The charge of felony possession of a firearm is a third degree felony punishable by up to five (5) years in prison or on probation. Additionally, if the prosecutor can prove “actual possession” then the offense carries with it a three (3) year minimum mandatory prison sentence.
Proving that the Defendant is a Convicted Felon
Under the laws of Florida, you are considered a “convicted felon” if you have ever been convicted of any felony offense in the State of Florida, or any offense outside of the State of Florida that carries a possible sentence of more than one year in prison.
Additionally, if you were adjudicated delinquent as a juvenile for any offense that would have been a felony if you had been charged as an adult, then you may not legally possess a firearm.
Elements of Felon in Possession Charges
Pursuant to Florida Statute Section 790.23, it is a crime for a felon to carry a concealed weapon or possess a firearm, ammunition, or electric weapon or device. In order to prove the charge at trial, the prosecutor for the State of Florida must prove the following elements beyond all reasonable doubt:
- The defendant has previously been convicted of a felony;
- After the felony conviction the defendant knowingly owed or had in his control, custody, possession or care a firearm, ammunition, or an electric device, or the defendant knowingly carried a concealed weapon.
Statutory Definitions under the Felon in Possession Charge
Under the Florida statute that governs possession of a firearm by a convicted felon, the term “convicted” is defined as a judgment entered in a criminal proceeding by a court pronouncing the accused guilty.
A “deadly weapon” is defined under Florid law as a weapon likely to cause death or great bodily injury.
“Custody” and “care” are defined as the immediate control or charge exercised by a person over the named object.
The term possession is defined as having personal charge of or exercising the right of control, ownership or management of the object. Possession may be constructive or actual.
Constructive possession means the object is in a place over which the defendant has control, or in which the defendant has concealed it. Actual possession is defined an object being in the hand of or on the person, the object is in a container in the hand of or on the person, or the object is so close as to be within ready reach and is under the control of the person.
What Constitutes Sufficient Evidence of Possession?
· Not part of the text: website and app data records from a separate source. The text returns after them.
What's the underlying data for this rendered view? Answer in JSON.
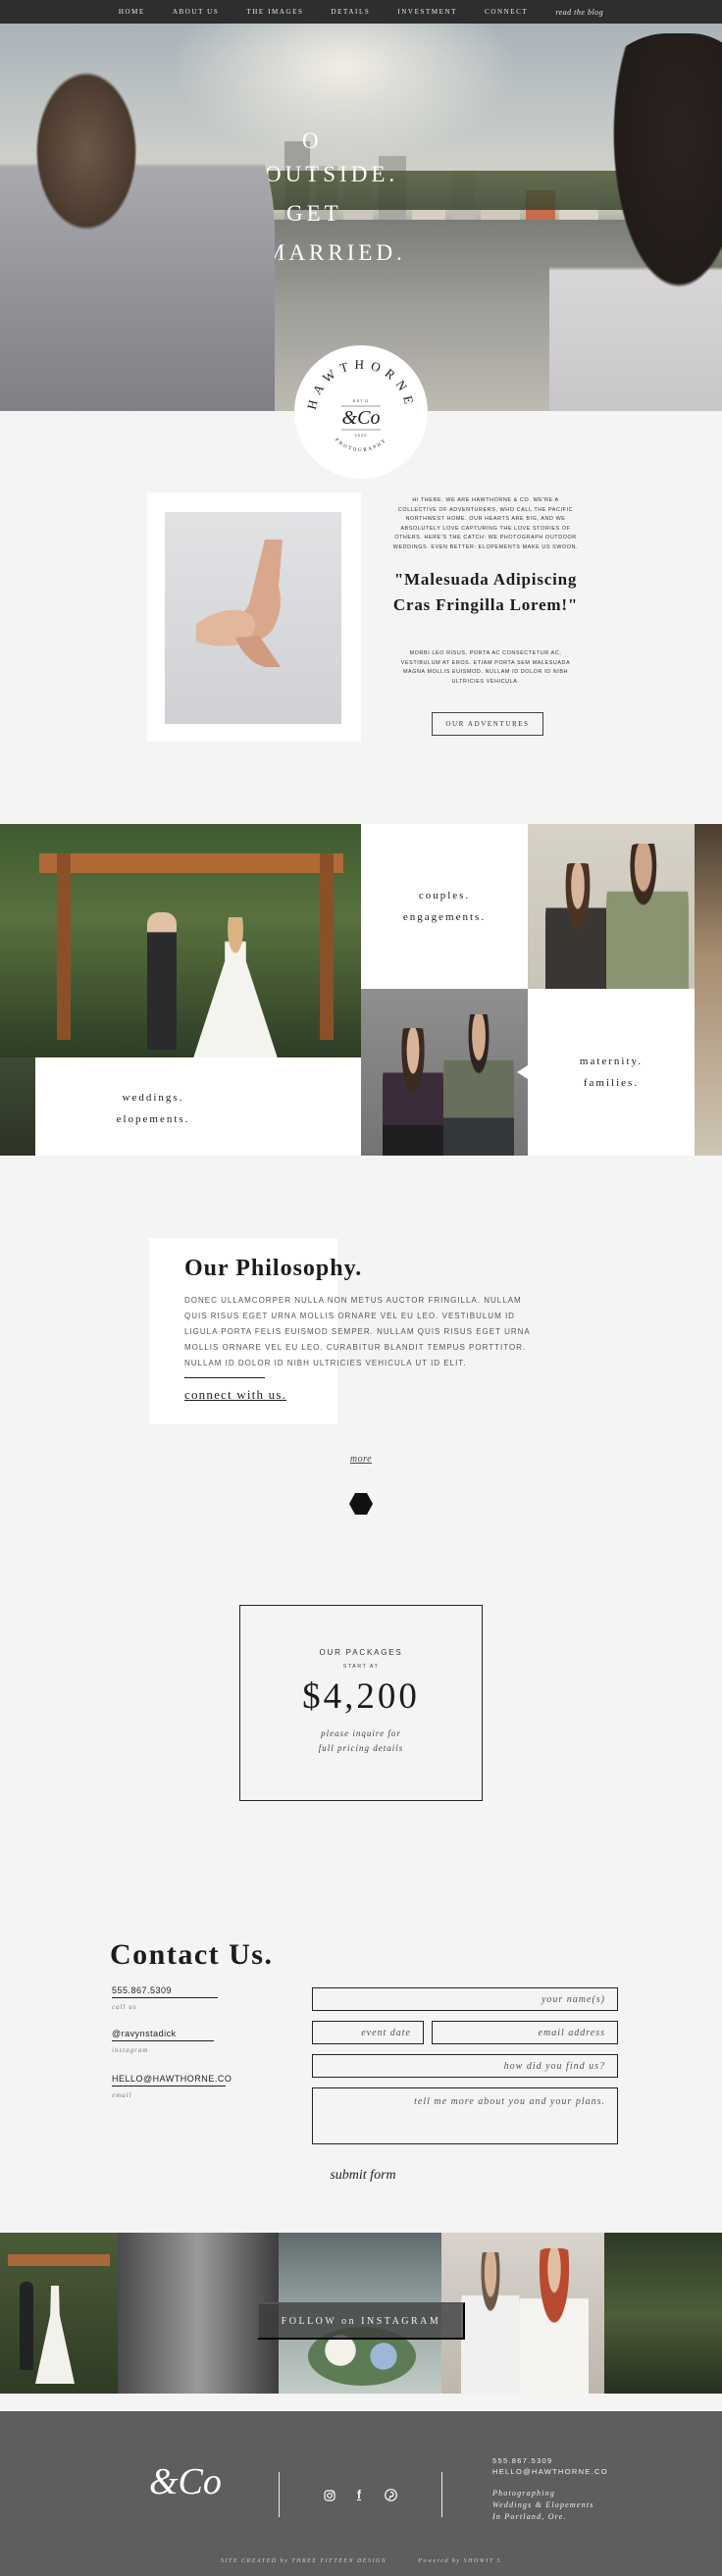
{
  "nav": {
    "items": [
      "HOME",
      "ABOUT US",
      "THE IMAGES",
      "DETAILS",
      "INVESTMENT",
      "CONNECT"
    ],
    "script_link": "read the blog"
  },
  "hero": {
    "line1": "O",
    "line2": "OUTSIDE.",
    "line3": "GET",
    "line4": "MARRIED."
  },
  "badge": {
    "name": "HAWTHORNE",
    "monogram": "&Co",
    "est": "EST'D",
    "year": "2020",
    "sub": "PHOTOGRAPHY"
  },
  "intro": {
    "paragraph": "HI THERE. WE ARE HAWTHORNE & CO. WE'RE A COLLECTIVE OF ADVENTURERS, WHO CALL THE PACIFIC NORTHWEST HOME. OUR HEARTS ARE BIG, AND WE ABSOLUTELY LOVE CAPTURING THE LOVE STORIES OF OTHERS. HERE'S THE CATCH: WE PHOTOGRAPH OUTDOOR WEDDINGS. EVEN BETTER: ELOPEMENTS MAKE US SWOON.",
    "quote": "\"Malesuada Adipiscing Cras Fringilla Lorem!\"",
    "paragraph2": "MORBI LEO RISUS, PORTA AC CONSECTETUR AC, VESTIBULUM AT EROS. ETIAM PORTA SEM MALESUADA MAGNA MOLLIS EUISMOD. NULLAM ID DOLOR ID NIBH ULTRICIES VEHICULA.",
    "button": "OUR ADVENTURES"
  },
  "gallery": {
    "weddings_line1": "weddings.",
    "weddings_line2": "elopements.",
    "couples_line1": "couples.",
    "couples_line2": "engagements.",
    "maternity_line1": "maternity.",
    "maternity_line2": "families."
  },
  "philosophy": {
    "title": "Our Philosophy.",
    "body": "DONEC ULLAMCORPER NULLA NON METUS AUCTOR FRINGILLA. NULLAM QUIS RISUS EGET URNA MOLLIS ORNARE VEL EU LEO. VESTIBULUM ID LIGULA PORTA FELIS EUISMOD SEMPER. NULLAM QUIS RISUS EGET URNA MOLLIS ORNARE VEL EU LEO. CURABITUR BLANDIT TEMPUS PORTTITOR. NULLAM ID DOLOR ID NIBH ULTRICIES VEHICULA UT ID ELIT.",
    "link": "connect with us.",
    "more": "more"
  },
  "packages": {
    "label": "OUR PACKAGES",
    "start": "START AT",
    "price": "$4,200",
    "note_line1": "please inquire for",
    "note_line2": "full pricing details"
  },
  "contact": {
    "title": "Contact Us.",
    "phone": "555.867.5309",
    "phone_label": "call us",
    "handle": "@ravynstadick",
    "handle_label": "instagram",
    "email": "HELLO@HAWTHORNE.CO",
    "email_label": "email",
    "placeholders": {
      "name": "your name(s)",
      "date": "event date",
      "email": "email address",
      "found": "how did you find us?",
      "message": "tell me more about you and your plans."
    },
    "submit": "submit form"
  },
  "instagram": {
    "button": "FOLLOW on INSTAGRAM"
  },
  "footer": {
    "logo": "&Co",
    "phone": "555.867.5309",
    "email": "HELLO@HAWTHORNE.CO",
    "tag1": "Photographing",
    "tag2": "Weddings & Elopements",
    "tag3": "In Portland, Ore.",
    "credit_left": "SITE CREATED by THREE FIFTEEN DESIGN",
    "credit_right": "Powered by SHOWIT 5"
  },
  "colors": {
    "nav_bg": "#2e2e2e",
    "page_bg": "#f4f4f4",
    "footer_bg": "#5e5e5e",
    "ink": "#1c1c1c"
  },
  "icons": [
    "instagram-icon",
    "facebook-icon",
    "pinterest-icon"
  ]
}
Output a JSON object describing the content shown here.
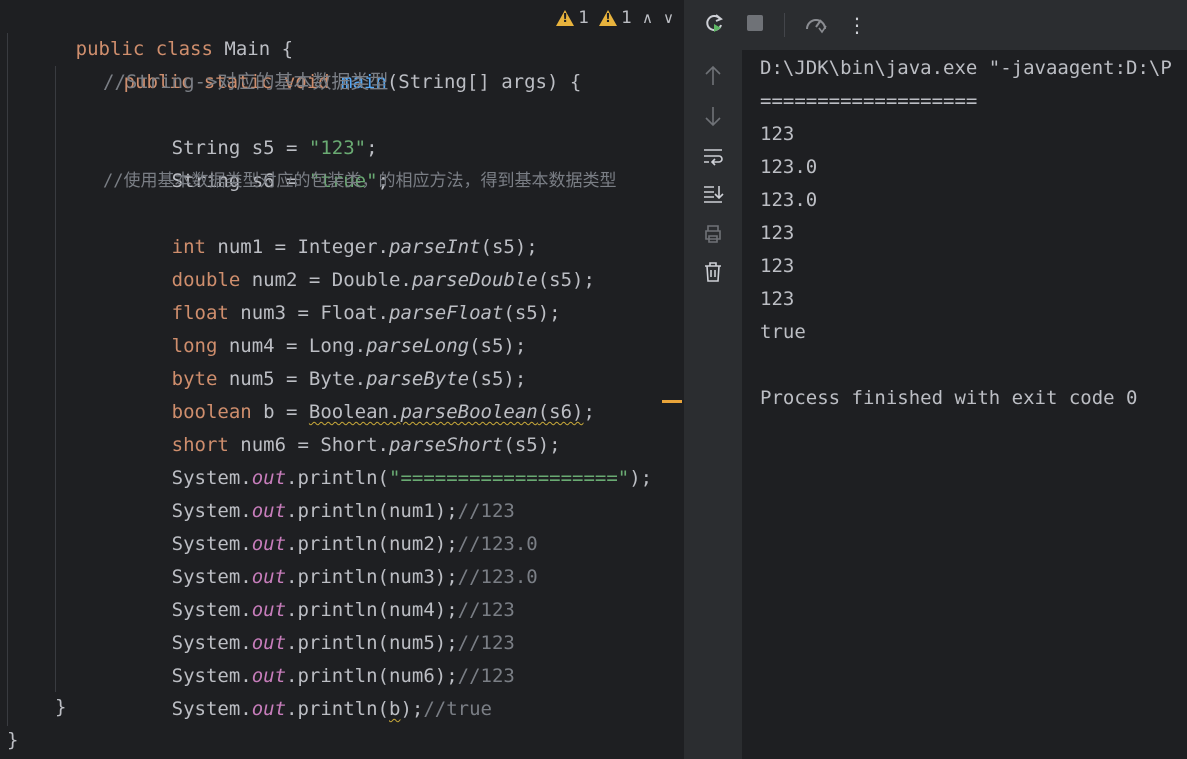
{
  "inspections": {
    "warnings_a": "1",
    "warnings_b": "1"
  },
  "code": {
    "l1": [
      "public",
      " ",
      "class",
      " Main {"
    ],
    "l2": [
      "public",
      " ",
      "static",
      " ",
      "void",
      " ",
      "main",
      "(String[] args) {"
    ],
    "l3": "//String->对应的基本数据类型",
    "l4": [
      "String s5 = ",
      "\"123\"",
      ";"
    ],
    "l5": [
      "String s6 = ",
      "\"true\"",
      ";"
    ],
    "l6": "//使用基本数据类型对应的包装类，的相应方法，得到基本数据类型",
    "l7": [
      "int",
      " num1 = Integer.",
      "parseInt",
      "(s5);"
    ],
    "l8": [
      "double",
      " num2 = Double.",
      "parseDouble",
      "(s5);"
    ],
    "l9": [
      "float",
      " num3 = Float.",
      "parseFloat",
      "(s5);"
    ],
    "l10": [
      "long",
      " num4 = Long.",
      "parseLong",
      "(s5);"
    ],
    "l11": [
      "byte",
      " num5 = Byte.",
      "parseByte",
      "(s5);"
    ],
    "l12": [
      "boolean",
      " b = ",
      "Boolean.",
      "parseBoolean",
      "(s6)",
      ";"
    ],
    "l13": [
      "short",
      " num6 = Short.",
      "parseShort",
      "(s5);"
    ],
    "l14": [
      "System.",
      "out",
      ".println(",
      "\"===================\"",
      ");"
    ],
    "l15": [
      "System.",
      "out",
      ".println(num1);",
      "//123"
    ],
    "l16": [
      "System.",
      "out",
      ".println(num2);",
      "//123.0"
    ],
    "l17": [
      "System.",
      "out",
      ".println(num3);",
      "//123.0"
    ],
    "l18": [
      "System.",
      "out",
      ".println(num4);",
      "//123"
    ],
    "l19": [
      "System.",
      "out",
      ".println(num5);",
      "//123"
    ],
    "l20": [
      "System.",
      "out",
      ".println(num6);",
      "//123"
    ],
    "l21": [
      "System.",
      "out",
      ".println(",
      "b",
      ");",
      "//true"
    ],
    "l22": "}",
    "l23": "}"
  },
  "toolbar": {
    "rerun_icon": "rerun-icon",
    "stop_icon": "stop-icon",
    "coverage_icon": "coverage-icon",
    "more_icon": "more-vertical-icon"
  },
  "console": {
    "lines": [
      "D:\\JDK\\bin\\java.exe \"-javaagent:D:\\P",
      "===================",
      "123",
      "123.0",
      "123.0",
      "123",
      "123",
      "123",
      "true",
      "",
      "Process finished with exit code 0"
    ]
  }
}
Florida jury instructions provide that the mere proximity to an object is not sufficient to establish control over the object when the object is not in a place over which the person has control. If an object is in a place over which the defendant does not have control, then the State can establish constructive possession by proving that the defendant has knowledge that the object was within the defendant’s presence, and that the defendant has control over the object.
Florida law also provides that possession may be joint. Joint possession means that two or more persons may jointly possess an object, exercising control over it. In that case, each of those persons is considered to be in possession of that object.If a person has exclusive possession of an object, knowledge of its presence may be inferred or assumed. If a person does not have exclusive possession of an object, knowledge of its presence may not be inferred or assumed.
Choosing an Attorney for Felon in Possession Charges
If you have been charged with any kind of firearm, gun or weapon charge, including possession of a firearm by a convicted felon, in Hillsborough County, Pinellas County, Pasco County, or Polk County, Florida, then contact an experienced criminal defense attorney in Tampa to discuss your case today. Call the Sammis Law Firm at (813) 250-0500 for a free case evaluation.
This article was last updated on Friday, October 30, 2015.